I saw this task as aesthetic research and the pursuit of that knowledge as performative, making my research part of my artmaking.  Performatively, my broad intention included developing the site as a model that was also a habitat proscenium to watch animals. My audience was local and non-human. Sophisticated theatre people refer to the fourth wall, the distance of a psychological separation between audience and performers. I was curious about how my observational skills might be heightened by my introspection. My intention was to create a participatory (fourth wall) experience with local species. It was part of my research. 

My first task was to create a container for the performance I imagined. Rituals were the most accessible form and the most familiar from the early years of my career.

In California, from the mid-seventies, I had participated in a number of Native American ceremonies and workshops.
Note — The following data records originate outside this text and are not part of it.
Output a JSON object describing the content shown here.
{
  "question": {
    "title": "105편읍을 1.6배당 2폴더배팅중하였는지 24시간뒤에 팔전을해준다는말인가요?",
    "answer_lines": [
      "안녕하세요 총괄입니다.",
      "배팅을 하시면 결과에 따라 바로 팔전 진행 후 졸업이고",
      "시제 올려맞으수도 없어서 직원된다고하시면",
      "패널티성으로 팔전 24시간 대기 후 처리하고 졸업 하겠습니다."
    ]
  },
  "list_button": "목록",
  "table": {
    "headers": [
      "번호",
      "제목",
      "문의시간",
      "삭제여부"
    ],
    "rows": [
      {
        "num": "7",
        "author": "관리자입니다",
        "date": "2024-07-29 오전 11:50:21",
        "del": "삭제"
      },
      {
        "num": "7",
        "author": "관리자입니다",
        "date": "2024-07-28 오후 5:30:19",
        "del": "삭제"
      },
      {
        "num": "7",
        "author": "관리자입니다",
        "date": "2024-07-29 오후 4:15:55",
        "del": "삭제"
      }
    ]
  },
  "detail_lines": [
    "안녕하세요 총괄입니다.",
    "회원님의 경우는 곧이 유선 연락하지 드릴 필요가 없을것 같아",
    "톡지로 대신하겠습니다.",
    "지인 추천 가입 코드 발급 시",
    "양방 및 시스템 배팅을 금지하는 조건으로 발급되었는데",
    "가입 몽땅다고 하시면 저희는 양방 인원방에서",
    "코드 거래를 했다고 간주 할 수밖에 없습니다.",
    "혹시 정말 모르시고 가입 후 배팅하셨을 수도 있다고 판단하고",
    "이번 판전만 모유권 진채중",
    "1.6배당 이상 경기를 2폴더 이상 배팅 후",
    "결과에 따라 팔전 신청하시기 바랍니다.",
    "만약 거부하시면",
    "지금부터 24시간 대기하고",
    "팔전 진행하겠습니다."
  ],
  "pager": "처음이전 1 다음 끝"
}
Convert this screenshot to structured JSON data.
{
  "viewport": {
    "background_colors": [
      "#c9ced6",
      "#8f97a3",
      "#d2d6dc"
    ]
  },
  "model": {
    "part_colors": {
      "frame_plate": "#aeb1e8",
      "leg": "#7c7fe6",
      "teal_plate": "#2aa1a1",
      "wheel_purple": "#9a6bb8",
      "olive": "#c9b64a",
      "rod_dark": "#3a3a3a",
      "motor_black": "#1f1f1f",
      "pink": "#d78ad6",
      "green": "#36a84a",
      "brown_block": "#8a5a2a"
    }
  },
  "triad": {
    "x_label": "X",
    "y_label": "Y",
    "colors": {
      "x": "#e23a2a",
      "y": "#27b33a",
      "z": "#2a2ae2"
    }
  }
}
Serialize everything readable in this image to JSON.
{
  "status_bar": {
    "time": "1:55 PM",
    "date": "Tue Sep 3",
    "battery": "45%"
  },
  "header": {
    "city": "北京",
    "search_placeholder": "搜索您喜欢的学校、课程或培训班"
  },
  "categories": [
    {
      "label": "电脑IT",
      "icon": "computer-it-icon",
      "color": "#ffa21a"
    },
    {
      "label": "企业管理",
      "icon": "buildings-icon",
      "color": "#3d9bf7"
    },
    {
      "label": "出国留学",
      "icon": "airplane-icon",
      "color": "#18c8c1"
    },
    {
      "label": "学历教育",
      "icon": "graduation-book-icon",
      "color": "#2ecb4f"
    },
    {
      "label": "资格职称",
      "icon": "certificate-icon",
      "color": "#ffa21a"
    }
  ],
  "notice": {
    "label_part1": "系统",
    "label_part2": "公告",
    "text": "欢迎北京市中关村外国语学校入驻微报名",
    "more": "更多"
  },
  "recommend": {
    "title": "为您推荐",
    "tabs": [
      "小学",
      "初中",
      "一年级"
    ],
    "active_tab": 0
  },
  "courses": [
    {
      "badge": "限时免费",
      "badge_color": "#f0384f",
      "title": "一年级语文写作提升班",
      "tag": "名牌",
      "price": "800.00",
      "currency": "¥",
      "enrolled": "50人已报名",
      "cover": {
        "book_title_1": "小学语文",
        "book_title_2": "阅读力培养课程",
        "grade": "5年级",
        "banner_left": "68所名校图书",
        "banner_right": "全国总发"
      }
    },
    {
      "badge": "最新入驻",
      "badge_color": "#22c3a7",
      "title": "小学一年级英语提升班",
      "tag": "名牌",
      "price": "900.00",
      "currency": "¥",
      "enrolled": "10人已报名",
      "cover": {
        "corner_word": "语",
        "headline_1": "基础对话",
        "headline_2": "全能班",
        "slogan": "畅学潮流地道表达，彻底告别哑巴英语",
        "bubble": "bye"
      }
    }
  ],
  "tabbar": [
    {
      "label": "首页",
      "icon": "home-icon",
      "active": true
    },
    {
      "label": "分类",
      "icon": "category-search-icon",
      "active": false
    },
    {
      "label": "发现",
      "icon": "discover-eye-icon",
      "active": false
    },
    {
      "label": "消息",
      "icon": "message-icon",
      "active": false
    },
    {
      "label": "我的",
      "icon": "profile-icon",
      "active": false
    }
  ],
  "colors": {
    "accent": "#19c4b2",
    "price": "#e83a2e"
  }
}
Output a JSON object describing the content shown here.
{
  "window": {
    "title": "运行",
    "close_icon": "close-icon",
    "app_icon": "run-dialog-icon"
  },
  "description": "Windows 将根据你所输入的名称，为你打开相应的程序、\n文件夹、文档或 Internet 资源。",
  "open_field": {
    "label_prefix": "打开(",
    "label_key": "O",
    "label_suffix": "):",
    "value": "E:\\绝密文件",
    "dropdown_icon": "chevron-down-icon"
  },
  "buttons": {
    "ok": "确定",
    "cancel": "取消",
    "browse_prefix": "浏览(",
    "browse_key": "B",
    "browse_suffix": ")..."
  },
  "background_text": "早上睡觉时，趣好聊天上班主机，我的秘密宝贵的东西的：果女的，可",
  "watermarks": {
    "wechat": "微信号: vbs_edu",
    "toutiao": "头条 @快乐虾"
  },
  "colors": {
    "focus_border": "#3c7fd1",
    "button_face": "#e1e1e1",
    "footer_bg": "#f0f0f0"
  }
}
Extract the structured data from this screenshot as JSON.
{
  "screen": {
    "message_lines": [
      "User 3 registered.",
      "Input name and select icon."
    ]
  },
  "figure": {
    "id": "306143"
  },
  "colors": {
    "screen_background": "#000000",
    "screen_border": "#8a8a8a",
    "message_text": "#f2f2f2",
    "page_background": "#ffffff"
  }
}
From childhood, I had read and thought extensively about the beliefs and art forms of the Iroquois Peoples who had once inhabited the then semi-rural land where I grew up in Westchester County, New York. In the beginning, my interest was romantic and sentimental. I spent hours in the woods near our house with my dog, Duke, a beautiful tri-color collie, trying to walk as silently as Sir Walter Scott’s Hiawatha had across dead leaves and twigs, listening to identify each birdsong caller. The first three years of Ghost Nets were guided by my studies of Native American practices as models for the idealized relationship I hoped for with other species that would be more mutual than extractive.

Shortly after I had arrived on the island, I learned of a healer who had been trained in Sweet Medicine, the healing rituals of Native American women I might work with. I began studying with her on a weekly basis and continued working with her throughout the ten years of Ghost Nets. She taught me how to think allegorically about the Winds driving through the gardens I was building out of bare rock and how to glean wisdom from the animals making their homes there.